**PROBLEM**. Your job is to write out each record precisely as it stands.

**MATERIAL SHOWN**.

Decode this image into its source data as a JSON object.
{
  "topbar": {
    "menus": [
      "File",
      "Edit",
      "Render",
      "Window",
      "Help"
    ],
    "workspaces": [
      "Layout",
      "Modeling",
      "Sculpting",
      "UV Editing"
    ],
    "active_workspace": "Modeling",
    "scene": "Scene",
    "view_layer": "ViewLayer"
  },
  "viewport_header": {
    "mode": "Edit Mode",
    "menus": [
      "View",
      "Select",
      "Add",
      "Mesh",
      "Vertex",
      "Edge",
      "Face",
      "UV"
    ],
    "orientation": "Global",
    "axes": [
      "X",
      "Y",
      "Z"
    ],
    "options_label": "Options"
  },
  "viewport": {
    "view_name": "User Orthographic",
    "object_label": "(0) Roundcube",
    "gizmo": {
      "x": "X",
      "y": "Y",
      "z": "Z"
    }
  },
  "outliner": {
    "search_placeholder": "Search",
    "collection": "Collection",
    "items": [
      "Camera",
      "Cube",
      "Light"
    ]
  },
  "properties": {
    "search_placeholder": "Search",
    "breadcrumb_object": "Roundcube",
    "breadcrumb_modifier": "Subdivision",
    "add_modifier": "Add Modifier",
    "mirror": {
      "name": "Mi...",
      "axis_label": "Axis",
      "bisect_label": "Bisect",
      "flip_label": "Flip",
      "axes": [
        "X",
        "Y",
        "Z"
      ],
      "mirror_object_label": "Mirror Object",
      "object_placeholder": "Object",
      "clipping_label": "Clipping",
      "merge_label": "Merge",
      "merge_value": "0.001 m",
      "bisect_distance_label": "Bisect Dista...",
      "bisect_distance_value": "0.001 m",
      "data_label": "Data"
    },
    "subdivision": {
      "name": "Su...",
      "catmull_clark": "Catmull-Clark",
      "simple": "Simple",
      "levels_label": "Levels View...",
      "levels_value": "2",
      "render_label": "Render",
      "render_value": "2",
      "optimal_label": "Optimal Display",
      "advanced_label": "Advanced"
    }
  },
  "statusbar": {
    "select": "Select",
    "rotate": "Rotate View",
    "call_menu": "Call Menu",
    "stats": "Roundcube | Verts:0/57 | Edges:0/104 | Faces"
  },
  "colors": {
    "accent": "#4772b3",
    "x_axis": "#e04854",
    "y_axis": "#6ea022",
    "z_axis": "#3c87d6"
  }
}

**REPLY TO THE TASK**.
Decode this image into its source data as a JSON object.
{
  "topbar": {
    "menus": [
      "File",
      "Edit",
      "Render",
      "Window",
      "Help"
    ],
    "workspaces": [
      "Layout",
      "Modeling",
      "Sculpting",
      "UV Editing"
    ],
    "active_workspace": "Modeling",
    "scene": "Scene",
    "view_layer": "ViewLayer"
  },
  "viewport_header": {
    "mode": "Edit Mode",
    "menus": [
      "View",
      "Select",
      "Add",
      "Mesh",
      "Vertex",
      "Edge",
      "Face",
      "UV"
    ],
    "orientation": "Global",
    "axes": [
      "X",
      "Y",
      "Z"
    ],
    "options_label": "Options"
  },
  "viewport": {
    "view_name": "User Orthographic",
    "object_label": "(0) Roundcube",
    "gizmo": {
      "x": "X",
      "y": "Y",
      "z": "Z"
    }
  },
  "outliner": {
    "search_placeholder": "Search",
    "collection": "Collection",
    "items": [
      "Camera",
      "Cube",
      "Light"
    ]
  },
  "properties": {
    "search_placeholder": "Search",
    "breadcrumb_object": "Roundcube",
    "breadcrumb_modifier": "Subdivision",
    "add_modifier": "Add Modifier",
    "mirror": {
      "name": "Mi...",
      "axis_label": "Axis",
      "bisect_label": "Bisect",
      "flip_label": "Flip",
      "axes": [
        "X",
        "Y",
        "Z"
      ],
      "mirror_object_label": "Mirror Object",
      "object_placeholder": "Object",
      "clipping_label": "Clipping",
      "merge_label": "Merge",
      "merge_value": "0.001 m",
      "bisect_distance_label": "Bisect Dista...",
      "bisect_distance_value": "0.001 m",
      "data_label": "Data"
    },
    "subdivision": {
      "name": "Su...",
      "catmull_clark": "Catmull-Clark",
      "simple": "Simple",
      "levels_label": "Levels View...",
      "levels_value": "2",
      "render_label": "Render",
      "render_value": "2",
      "optimal_label": "Optimal Display",
      "advanced_label": "Advanced"
    }
  },
  "statusbar": {
    "select": "Select",
    "rotate": "Rotate View",
    "call_menu": "Call Menu",
    "stats": "Roundcube | Verts:0/57 | Edges:0/104 | Faces"
  },
  "colors": {
    "accent": "#4772b3",
    "x_axis": "#e04854",
    "y_axis": "#6ea022",
    "z_axis": "#3c87d6"
  }
}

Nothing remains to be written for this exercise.